Top of Records provided

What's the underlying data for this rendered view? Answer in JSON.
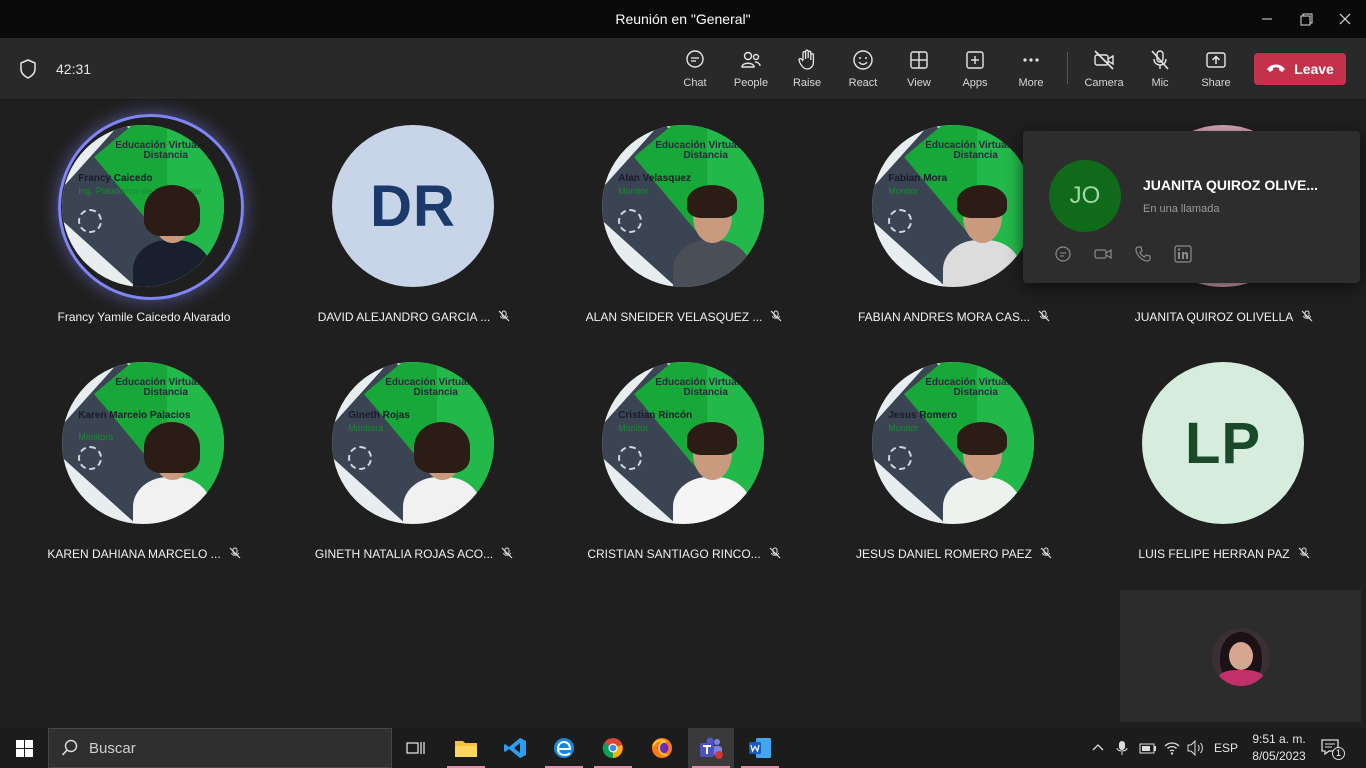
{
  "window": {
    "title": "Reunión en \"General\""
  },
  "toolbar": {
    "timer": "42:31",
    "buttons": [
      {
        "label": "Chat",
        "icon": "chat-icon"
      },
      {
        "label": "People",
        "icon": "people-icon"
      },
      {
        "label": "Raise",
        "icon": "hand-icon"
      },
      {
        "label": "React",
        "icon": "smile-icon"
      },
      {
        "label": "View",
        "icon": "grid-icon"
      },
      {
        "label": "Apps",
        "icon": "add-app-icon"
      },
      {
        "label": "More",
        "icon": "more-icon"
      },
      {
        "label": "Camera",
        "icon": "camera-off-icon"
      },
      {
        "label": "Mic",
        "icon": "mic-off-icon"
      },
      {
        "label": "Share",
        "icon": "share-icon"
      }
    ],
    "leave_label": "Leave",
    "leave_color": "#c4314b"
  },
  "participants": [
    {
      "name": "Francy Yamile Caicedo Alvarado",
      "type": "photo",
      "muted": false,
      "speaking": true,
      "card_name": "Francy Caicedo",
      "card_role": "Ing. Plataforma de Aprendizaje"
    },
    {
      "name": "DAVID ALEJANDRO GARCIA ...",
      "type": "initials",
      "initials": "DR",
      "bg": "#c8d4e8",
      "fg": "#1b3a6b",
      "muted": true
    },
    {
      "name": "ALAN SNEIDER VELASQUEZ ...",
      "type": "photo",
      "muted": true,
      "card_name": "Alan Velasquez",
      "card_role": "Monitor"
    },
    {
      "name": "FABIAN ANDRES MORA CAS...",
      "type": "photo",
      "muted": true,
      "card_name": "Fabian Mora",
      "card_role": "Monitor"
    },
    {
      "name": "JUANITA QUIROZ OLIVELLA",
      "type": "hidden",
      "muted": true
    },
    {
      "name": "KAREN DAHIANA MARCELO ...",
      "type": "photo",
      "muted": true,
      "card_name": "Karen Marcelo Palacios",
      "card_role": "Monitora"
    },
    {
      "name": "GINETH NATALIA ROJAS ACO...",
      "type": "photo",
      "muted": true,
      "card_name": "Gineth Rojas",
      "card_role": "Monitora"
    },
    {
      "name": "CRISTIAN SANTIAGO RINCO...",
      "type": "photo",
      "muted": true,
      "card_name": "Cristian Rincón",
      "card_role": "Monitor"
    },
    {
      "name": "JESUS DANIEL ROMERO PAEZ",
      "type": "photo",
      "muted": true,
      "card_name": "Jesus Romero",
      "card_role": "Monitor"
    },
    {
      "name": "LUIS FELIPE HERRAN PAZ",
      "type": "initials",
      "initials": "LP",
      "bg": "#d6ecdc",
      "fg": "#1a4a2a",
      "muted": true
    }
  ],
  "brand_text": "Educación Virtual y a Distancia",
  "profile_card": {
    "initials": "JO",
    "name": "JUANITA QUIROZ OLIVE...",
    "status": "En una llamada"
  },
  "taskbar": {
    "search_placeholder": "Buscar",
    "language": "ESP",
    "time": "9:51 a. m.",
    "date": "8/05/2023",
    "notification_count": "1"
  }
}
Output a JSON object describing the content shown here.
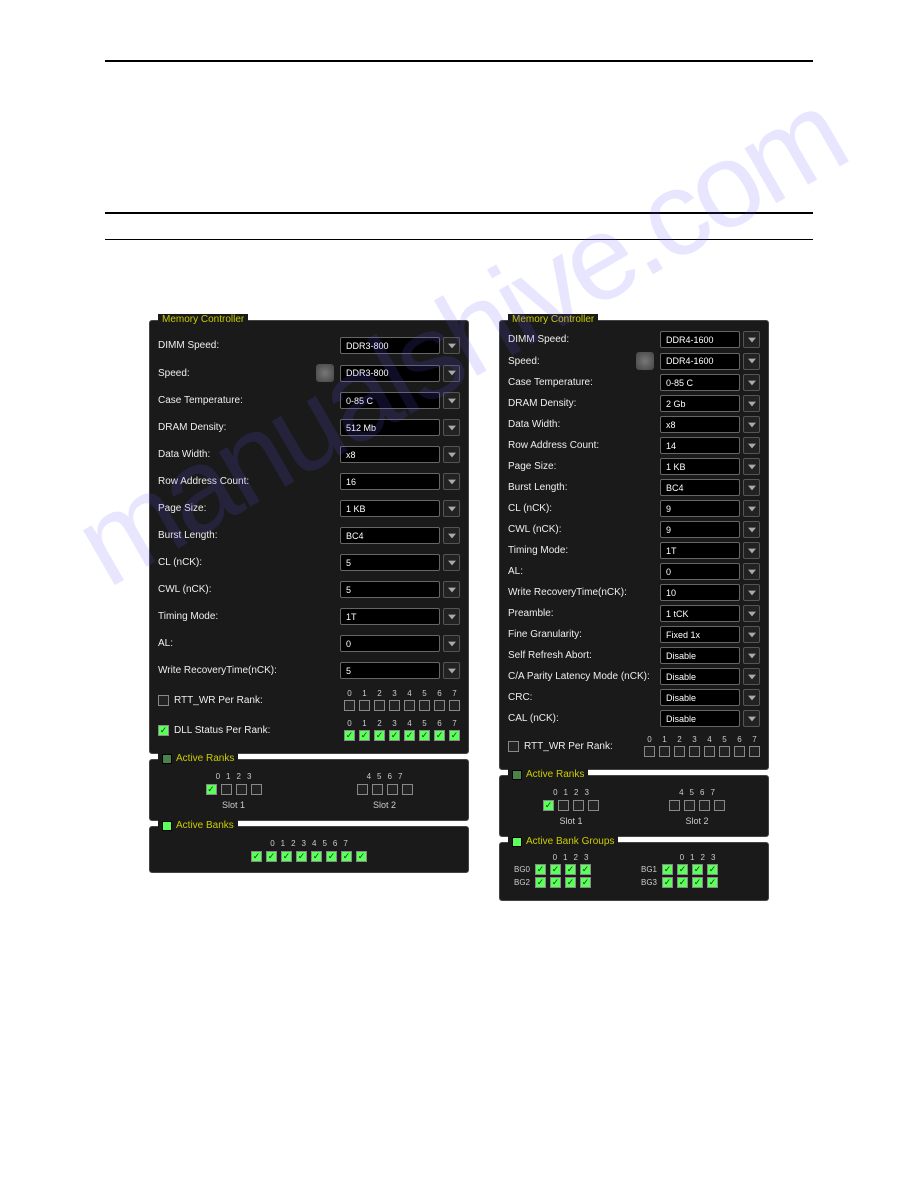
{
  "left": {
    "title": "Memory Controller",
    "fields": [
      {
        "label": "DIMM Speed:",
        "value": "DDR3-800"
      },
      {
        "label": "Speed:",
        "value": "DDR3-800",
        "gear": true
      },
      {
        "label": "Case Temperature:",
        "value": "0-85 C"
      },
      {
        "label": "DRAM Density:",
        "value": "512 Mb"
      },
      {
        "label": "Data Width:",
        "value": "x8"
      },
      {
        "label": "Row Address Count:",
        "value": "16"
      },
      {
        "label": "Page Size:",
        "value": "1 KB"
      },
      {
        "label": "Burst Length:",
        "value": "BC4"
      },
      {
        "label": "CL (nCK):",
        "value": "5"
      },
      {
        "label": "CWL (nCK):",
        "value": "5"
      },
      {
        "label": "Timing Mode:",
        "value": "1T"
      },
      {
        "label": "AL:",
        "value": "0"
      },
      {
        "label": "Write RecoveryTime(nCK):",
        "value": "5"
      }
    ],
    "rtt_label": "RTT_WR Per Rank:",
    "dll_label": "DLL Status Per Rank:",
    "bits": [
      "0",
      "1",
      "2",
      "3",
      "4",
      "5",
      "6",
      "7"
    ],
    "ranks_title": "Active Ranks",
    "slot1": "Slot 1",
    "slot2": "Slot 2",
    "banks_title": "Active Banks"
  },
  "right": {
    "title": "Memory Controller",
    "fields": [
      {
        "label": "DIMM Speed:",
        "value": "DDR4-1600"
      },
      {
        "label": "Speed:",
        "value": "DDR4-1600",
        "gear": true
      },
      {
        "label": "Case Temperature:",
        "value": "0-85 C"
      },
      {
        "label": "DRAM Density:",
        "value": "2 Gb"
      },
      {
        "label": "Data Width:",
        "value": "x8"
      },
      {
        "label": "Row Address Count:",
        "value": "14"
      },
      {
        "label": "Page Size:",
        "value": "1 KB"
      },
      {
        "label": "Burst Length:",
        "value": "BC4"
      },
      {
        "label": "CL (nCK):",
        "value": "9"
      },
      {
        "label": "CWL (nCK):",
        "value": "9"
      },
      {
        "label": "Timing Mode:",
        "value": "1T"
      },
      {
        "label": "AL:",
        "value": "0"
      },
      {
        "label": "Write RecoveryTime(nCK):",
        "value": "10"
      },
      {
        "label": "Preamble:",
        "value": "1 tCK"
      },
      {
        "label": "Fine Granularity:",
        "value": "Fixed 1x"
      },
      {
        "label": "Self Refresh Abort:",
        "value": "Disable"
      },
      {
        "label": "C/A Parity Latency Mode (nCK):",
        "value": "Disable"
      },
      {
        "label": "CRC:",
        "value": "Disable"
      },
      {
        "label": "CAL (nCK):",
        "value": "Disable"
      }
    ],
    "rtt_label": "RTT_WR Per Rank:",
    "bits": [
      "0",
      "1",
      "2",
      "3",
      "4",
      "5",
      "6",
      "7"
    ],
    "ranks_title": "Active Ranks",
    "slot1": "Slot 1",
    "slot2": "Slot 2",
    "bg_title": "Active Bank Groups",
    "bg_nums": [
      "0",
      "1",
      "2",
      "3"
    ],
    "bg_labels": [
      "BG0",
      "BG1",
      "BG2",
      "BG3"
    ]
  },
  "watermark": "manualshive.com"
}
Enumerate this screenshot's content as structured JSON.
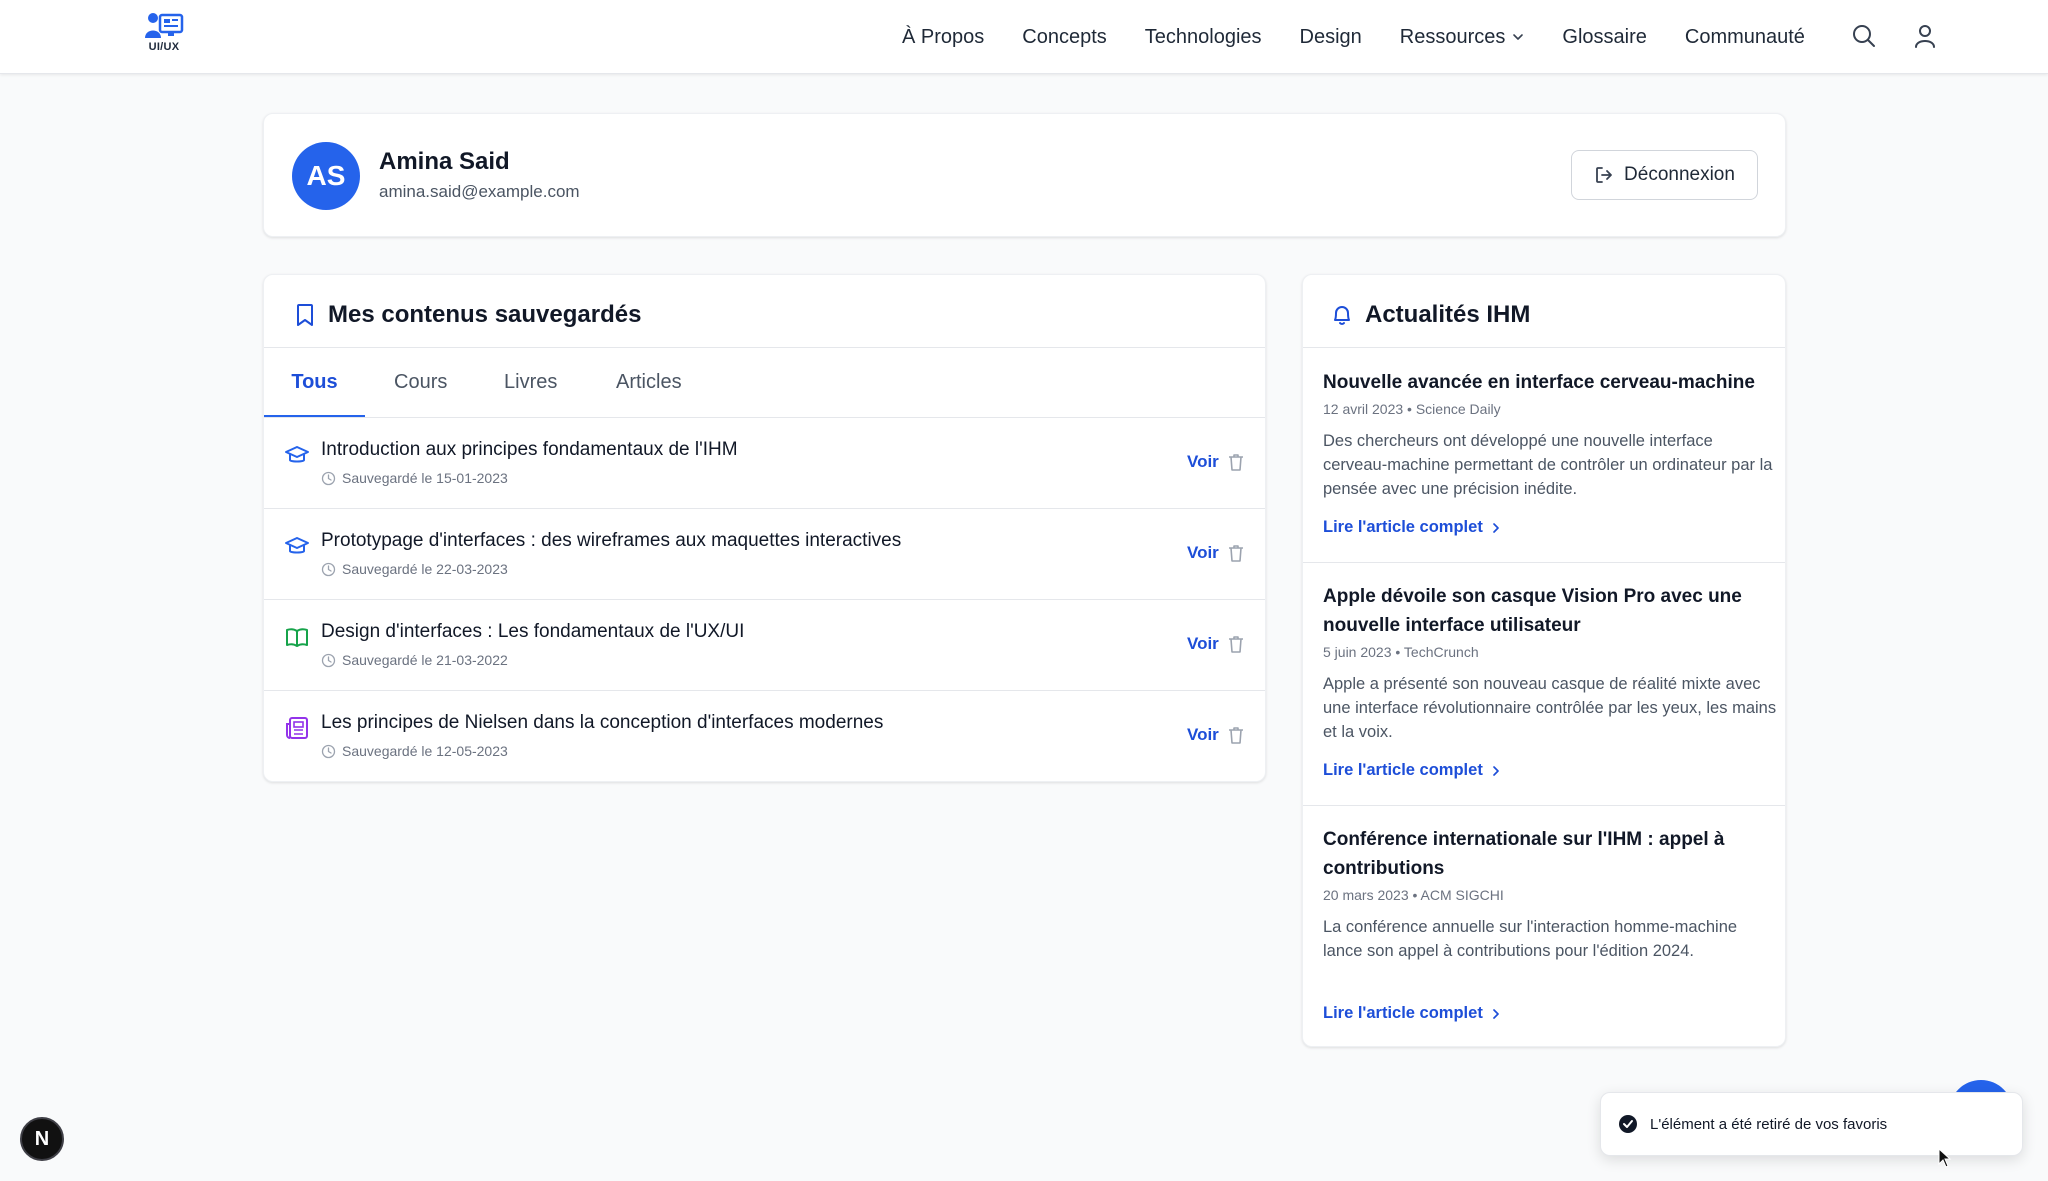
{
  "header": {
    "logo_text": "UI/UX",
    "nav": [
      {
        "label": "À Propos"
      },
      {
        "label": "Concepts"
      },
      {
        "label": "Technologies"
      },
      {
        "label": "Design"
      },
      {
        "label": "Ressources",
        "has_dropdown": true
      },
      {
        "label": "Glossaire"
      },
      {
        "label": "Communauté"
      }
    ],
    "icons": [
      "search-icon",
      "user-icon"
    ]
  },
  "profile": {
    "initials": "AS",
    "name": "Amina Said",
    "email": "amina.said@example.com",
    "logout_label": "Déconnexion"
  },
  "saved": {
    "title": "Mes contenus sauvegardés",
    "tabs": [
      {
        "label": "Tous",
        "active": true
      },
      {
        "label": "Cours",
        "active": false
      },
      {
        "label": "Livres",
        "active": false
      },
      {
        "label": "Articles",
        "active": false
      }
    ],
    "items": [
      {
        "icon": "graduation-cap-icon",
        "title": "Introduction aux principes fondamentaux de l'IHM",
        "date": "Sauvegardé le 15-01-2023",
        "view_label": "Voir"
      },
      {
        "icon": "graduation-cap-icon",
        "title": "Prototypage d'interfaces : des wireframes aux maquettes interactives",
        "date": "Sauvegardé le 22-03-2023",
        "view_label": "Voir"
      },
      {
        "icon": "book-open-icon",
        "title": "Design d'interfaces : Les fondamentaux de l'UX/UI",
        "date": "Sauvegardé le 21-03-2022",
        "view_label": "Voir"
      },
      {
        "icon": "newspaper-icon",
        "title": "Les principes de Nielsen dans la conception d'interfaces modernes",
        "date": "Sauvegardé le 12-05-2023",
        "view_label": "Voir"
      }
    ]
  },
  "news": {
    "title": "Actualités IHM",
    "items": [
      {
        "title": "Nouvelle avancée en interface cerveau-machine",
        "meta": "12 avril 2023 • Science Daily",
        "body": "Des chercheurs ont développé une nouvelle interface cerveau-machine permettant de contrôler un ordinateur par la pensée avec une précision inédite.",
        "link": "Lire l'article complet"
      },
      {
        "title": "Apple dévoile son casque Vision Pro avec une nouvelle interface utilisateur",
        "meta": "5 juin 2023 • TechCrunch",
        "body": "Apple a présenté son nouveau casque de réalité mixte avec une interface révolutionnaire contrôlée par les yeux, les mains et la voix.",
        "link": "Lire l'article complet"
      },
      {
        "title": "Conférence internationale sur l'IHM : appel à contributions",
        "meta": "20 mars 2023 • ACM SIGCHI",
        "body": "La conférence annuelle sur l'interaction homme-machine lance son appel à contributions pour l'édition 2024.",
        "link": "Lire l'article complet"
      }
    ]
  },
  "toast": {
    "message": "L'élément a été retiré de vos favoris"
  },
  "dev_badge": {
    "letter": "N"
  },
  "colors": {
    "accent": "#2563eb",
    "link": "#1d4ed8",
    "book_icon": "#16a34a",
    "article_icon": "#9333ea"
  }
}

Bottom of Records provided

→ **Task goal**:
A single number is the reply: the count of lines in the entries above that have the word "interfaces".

→ **Solution to the problem**:
3